▶ [EXERCISE OBJECTIVE] Every record needs to be repeated exactly; its pictures do not.

▶ [RECORDS TO USE]
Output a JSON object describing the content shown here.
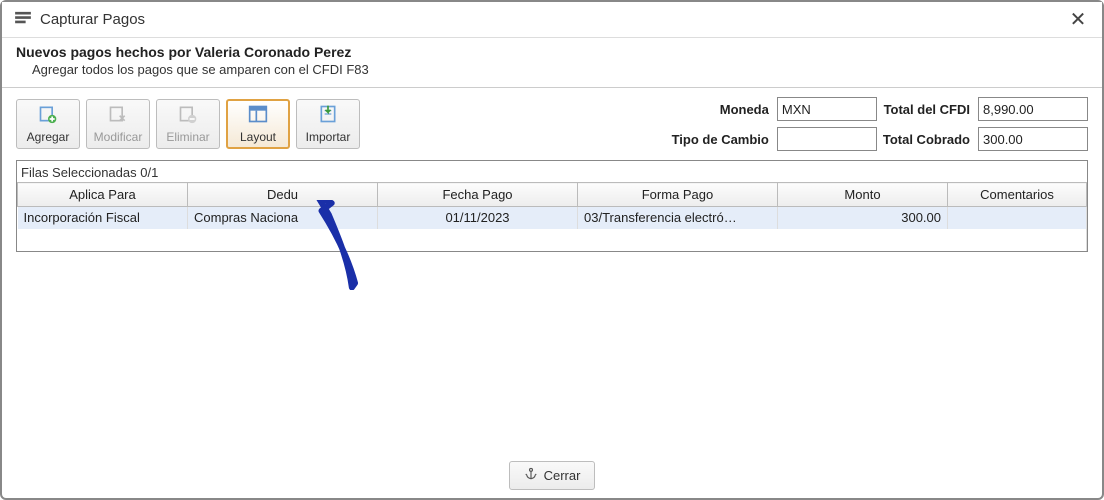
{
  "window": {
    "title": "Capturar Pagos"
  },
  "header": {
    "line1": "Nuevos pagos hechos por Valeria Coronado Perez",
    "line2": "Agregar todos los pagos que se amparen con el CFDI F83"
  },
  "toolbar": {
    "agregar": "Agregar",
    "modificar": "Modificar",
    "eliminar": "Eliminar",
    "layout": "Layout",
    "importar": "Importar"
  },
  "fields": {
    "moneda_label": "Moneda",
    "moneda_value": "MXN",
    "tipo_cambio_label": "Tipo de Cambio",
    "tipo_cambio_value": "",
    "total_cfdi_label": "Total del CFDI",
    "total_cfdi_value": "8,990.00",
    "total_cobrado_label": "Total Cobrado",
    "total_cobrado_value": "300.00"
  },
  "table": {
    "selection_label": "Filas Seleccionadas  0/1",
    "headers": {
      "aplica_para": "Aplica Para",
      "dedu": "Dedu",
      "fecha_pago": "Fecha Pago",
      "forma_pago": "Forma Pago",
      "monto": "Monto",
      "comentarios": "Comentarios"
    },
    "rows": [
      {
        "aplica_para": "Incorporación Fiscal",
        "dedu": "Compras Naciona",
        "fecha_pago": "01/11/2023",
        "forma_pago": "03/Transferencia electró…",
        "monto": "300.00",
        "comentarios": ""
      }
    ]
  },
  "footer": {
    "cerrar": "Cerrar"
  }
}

▶ [SOLUTION FOR THIS TASK]
Output a JSON object describing the content shown here.
{
  "window": {
    "title": "Capturar Pagos"
  },
  "header": {
    "line1": "Nuevos pagos hechos por Valeria Coronado Perez",
    "line2": "Agregar todos los pagos que se amparen con el CFDI F83"
  },
  "toolbar": {
    "agregar": "Agregar",
    "modificar": "Modificar",
    "eliminar": "Eliminar",
    "layout": "Layout",
    "importar": "Importar"
  },
  "fields": {
    "moneda_label": "Moneda",
    "moneda_value": "MXN",
    "tipo_cambio_label": "Tipo de Cambio",
    "tipo_cambio_value": "",
    "total_cfdi_label": "Total del CFDI",
    "total_cfdi_value": "8,990.00",
    "total_cobrado_label": "Total Cobrado",
    "total_cobrado_value": "300.00"
  },
  "table": {
    "selection_label": "Filas Seleccionadas  0/1",
    "headers": {
      "aplica_para": "Aplica Para",
      "dedu": "Dedu",
      "fecha_pago": "Fecha Pago",
      "forma_pago": "Forma Pago",
      "monto": "Monto",
      "comentarios": "Comentarios"
    },
    "rows": [
      {
        "aplica_para": "Incorporación Fiscal",
        "dedu": "Compras Naciona",
        "fecha_pago": "01/11/2023",
        "forma_pago": "03/Transferencia electró…",
        "monto": "300.00",
        "comentarios": ""
      }
    ]
  },
  "footer": {
    "cerrar": "Cerrar"
  }
}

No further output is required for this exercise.